When the results of the Scottish independence referendum started to become clear last night -- a result my head had been expecting but one my heart still held out hope against -- my spirits sank at the latest electoral defeat for left-leaning politics. When, I wondered, do we get to win?
A beaming Stephen Harper announced today that one of the two ships from the long-lost Franklin expedition was "discovered" by scientists and researchers on the largest ever expedition to find the missing shipwrecks.
"I am delighted to announce that this year's Victoria Strait Expedition has solved one of Canada's greatest mysteries," Harper said in a statement.

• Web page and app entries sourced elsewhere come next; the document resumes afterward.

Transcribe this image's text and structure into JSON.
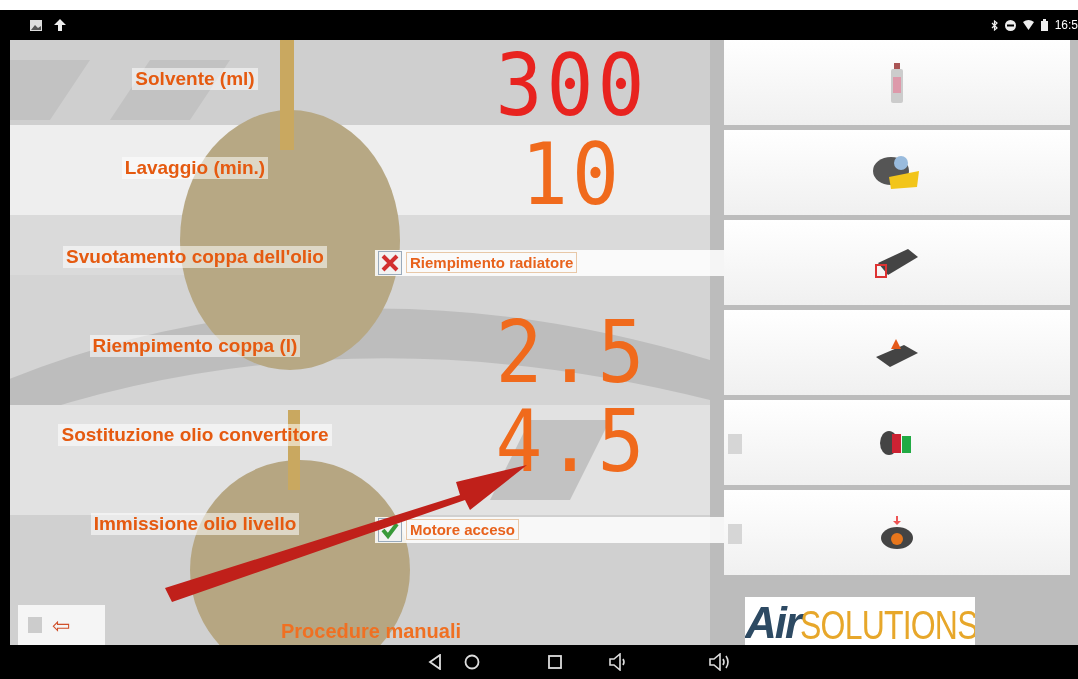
{
  "status_bar": {
    "time": "16:5"
  },
  "settings": [
    {
      "kind": "value",
      "label": "Solvente (ml)",
      "value": "300",
      "color": "#e8231f"
    },
    {
      "kind": "value",
      "label": "Lavaggio (min.)",
      "value": "10",
      "color": "#f06a1c"
    },
    {
      "kind": "option",
      "label": "Svuotamento coppa dell'olio",
      "option": {
        "label": "Riempimento radiatore",
        "kind": "cross"
      }
    },
    {
      "kind": "value",
      "label": "Riempimento coppa (l)",
      "value": "2.5",
      "color": "#f06a1c"
    },
    {
      "kind": "value",
      "label": "Sostituzione olio convertitore",
      "value": "4.5",
      "color": "#f06a1c"
    },
    {
      "kind": "option",
      "label": "Immissione olio livello",
      "option": {
        "label": "Motore acceso",
        "kind": "tick"
      }
    }
  ],
  "back_button": {
    "label": "⇦"
  },
  "title": "Procedure manuali",
  "tiles": [
    {
      "indicator": false
    },
    {
      "indicator": false
    },
    {
      "indicator": false
    },
    {
      "indicator": false
    },
    {
      "indicator": true
    },
    {
      "indicator": true
    }
  ],
  "logo": {
    "part_1": "Air",
    "part_2": "SOLUTIONS"
  }
}
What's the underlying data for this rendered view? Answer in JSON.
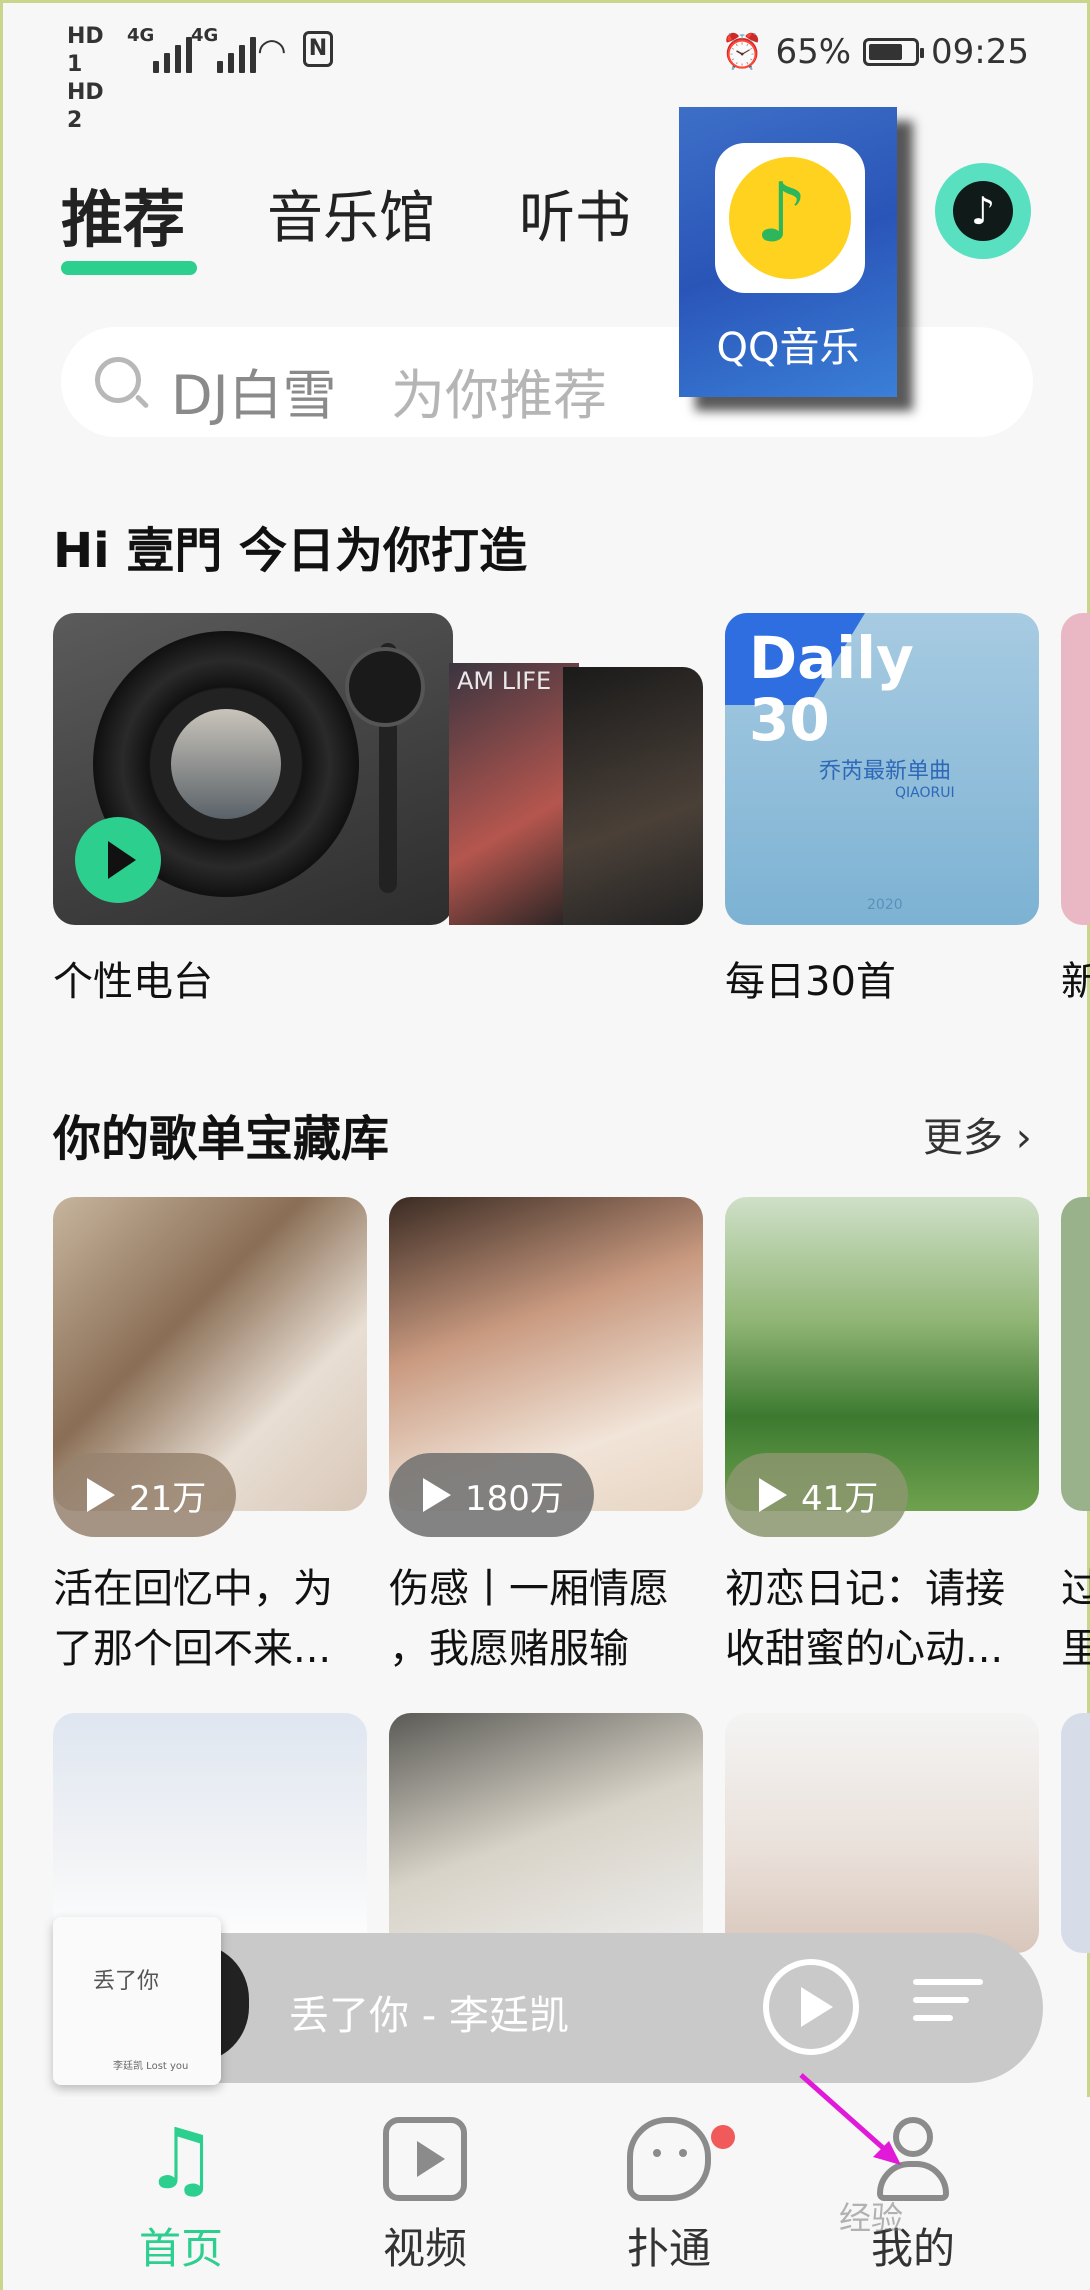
{
  "status_bar": {
    "hd1": "HD 1",
    "hd2": "HD 2",
    "net1": "4G",
    "net2": "4G",
    "battery": "65%",
    "time": "09:25"
  },
  "tabs": [
    {
      "label": "推荐",
      "active": true
    },
    {
      "label": "音乐馆",
      "active": false
    },
    {
      "label": "听书",
      "active": false
    }
  ],
  "app_overlay": {
    "name": "QQ音乐"
  },
  "search": {
    "placeholder_main": "DJ白雪",
    "placeholder_hint": "为你推荐"
  },
  "greeting": {
    "title": "Hi 壹門  今日为你打造"
  },
  "daily_cards": [
    {
      "label": "个性电台"
    },
    {
      "label": "每日30首",
      "cover_line1": "Daily",
      "cover_line2": "30",
      "cover_caption": "乔芮最新单曲",
      "cover_sub": "QIAORUI",
      "cover_year": "2020"
    },
    {
      "label": "新"
    }
  ],
  "album_text": "AM LIFE",
  "playlists_section": {
    "title": "你的歌单宝藏库",
    "more": "更多"
  },
  "playlists": [
    {
      "count": "21万",
      "line1": "活在回忆中，为",
      "line2": "了那个回不来..."
    },
    {
      "count": "180万",
      "line1": "伤感丨一厢情愿",
      "line2": "，我愿赌服输"
    },
    {
      "count": "41万",
      "line1": "初恋日记：请接",
      "line2": "收甜蜜的心动..."
    },
    {
      "line1": "过",
      "line2": "里"
    }
  ],
  "mini_player": {
    "track": "丢了你 - 李廷凯",
    "cover_text": "丢了你",
    "cover_sub": "李廷凯 Lost you"
  },
  "bottom_nav": [
    {
      "label": "首页",
      "active": true
    },
    {
      "label": "视频",
      "active": false
    },
    {
      "label": "扑通",
      "active": false,
      "badge": true
    },
    {
      "label": "我的",
      "active": false
    }
  ],
  "watermark": "经验",
  "colors": {
    "accent": "#2dcf8f",
    "badge": "#f05a5a",
    "annotation_arrow": "#e01ad8"
  }
}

The Coalition of Progressive Electors (COPE) attempted to offer an alternative today to the blancmange buffet currently masquerading as Vancouver's muncipal election -- in which two wealthy, pro-developer, white, male candidates vie for the mayoral seat. Former federal NDP candidate Meena Wong announced her intention this morning to run for mayor in order "to create a Vancouver that everyone can afford and enjoy."
Two days after 18-year old Mike Brown was shot eight times by a Ferguson County police officer, comedic actor Robin Williams hanged himself. As a relatively middle-class white person of a certain vintage, I saw my social media feed shift from displaying the odd note about the latest mainstream example that we live in a racist, white supremacist police state (a fact visible at all times to low-income people, persons of colour and colonized peoples) to all Williams, all the time. Even Barack Obama issued a statement a matter of hours after Williams died and didn't release anything about Brown until three days after his murder.
The story of colonialism in Canada and around the world has two strands: on one, the narrative of exploitation, dispossession, genocide, appropriation and erasure; on the other, the temerity and resolve to resist centuries of violence simply by continuing to exist -- by surviving. A declaration of war and oppression met firmly by the insistence that "we are still here."
Yesterday, the vast majority of Vancouverites had never heard of Vision Parks Board candidate Trish Kelly. Even though she garnered more votes, 1162, than any other non-incumbent in Vision's nomination meeting last month, it's safe to forgive the general voting public for not quite cottoning on to Kelly's suitability as Parks commissioner.